--- START ---

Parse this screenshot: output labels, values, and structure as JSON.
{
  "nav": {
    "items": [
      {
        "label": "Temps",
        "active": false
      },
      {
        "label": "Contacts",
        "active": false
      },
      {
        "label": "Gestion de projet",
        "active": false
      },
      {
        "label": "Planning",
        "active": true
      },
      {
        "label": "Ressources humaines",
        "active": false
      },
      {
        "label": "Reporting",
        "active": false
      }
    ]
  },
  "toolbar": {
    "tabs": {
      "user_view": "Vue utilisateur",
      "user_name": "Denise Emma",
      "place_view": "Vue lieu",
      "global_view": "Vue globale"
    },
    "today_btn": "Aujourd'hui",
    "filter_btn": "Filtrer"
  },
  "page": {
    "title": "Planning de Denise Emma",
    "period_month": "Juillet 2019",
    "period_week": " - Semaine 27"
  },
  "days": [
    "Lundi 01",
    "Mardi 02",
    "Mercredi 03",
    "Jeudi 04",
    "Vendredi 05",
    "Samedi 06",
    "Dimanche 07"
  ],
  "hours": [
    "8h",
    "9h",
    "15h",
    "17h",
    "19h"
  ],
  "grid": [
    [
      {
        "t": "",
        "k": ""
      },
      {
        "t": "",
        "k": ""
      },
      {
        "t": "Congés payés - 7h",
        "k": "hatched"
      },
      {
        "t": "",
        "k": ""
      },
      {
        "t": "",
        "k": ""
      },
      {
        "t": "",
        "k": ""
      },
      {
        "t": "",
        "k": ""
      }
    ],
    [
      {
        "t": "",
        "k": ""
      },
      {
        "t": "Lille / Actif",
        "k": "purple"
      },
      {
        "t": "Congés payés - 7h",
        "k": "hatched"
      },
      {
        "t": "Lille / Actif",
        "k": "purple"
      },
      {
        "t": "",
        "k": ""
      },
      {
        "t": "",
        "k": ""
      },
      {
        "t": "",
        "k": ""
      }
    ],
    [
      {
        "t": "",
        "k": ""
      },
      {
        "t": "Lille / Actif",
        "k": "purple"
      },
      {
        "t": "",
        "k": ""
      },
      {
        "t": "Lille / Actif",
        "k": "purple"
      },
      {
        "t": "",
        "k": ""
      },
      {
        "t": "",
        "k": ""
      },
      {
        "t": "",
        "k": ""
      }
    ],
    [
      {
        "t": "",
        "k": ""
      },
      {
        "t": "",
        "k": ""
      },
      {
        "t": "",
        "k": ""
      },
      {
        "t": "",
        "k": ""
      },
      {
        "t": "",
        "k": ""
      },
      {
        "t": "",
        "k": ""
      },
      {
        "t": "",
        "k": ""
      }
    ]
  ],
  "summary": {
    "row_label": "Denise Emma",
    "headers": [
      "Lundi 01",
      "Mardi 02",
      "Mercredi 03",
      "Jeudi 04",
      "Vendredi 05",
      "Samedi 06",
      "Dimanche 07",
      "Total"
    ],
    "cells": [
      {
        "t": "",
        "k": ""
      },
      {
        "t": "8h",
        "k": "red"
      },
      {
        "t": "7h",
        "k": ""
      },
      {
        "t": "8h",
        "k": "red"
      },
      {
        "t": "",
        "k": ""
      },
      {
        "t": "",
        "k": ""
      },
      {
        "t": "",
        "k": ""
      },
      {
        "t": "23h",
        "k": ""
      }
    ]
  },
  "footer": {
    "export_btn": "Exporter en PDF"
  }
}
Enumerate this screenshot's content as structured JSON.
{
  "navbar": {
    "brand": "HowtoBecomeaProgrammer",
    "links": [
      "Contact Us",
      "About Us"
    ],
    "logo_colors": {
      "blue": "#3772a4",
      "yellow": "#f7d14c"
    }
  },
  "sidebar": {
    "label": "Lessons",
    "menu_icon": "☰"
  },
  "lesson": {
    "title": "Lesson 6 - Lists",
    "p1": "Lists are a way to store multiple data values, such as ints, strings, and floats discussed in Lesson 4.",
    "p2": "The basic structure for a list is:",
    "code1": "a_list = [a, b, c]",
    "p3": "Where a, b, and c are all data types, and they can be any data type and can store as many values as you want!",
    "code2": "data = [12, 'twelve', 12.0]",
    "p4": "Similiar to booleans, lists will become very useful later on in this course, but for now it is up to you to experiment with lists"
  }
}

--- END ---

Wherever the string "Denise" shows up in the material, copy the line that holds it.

      "user_name": "Denise Emma",
    "title": "Planning de Denise Emma",
    "row_label": "Denise Emma",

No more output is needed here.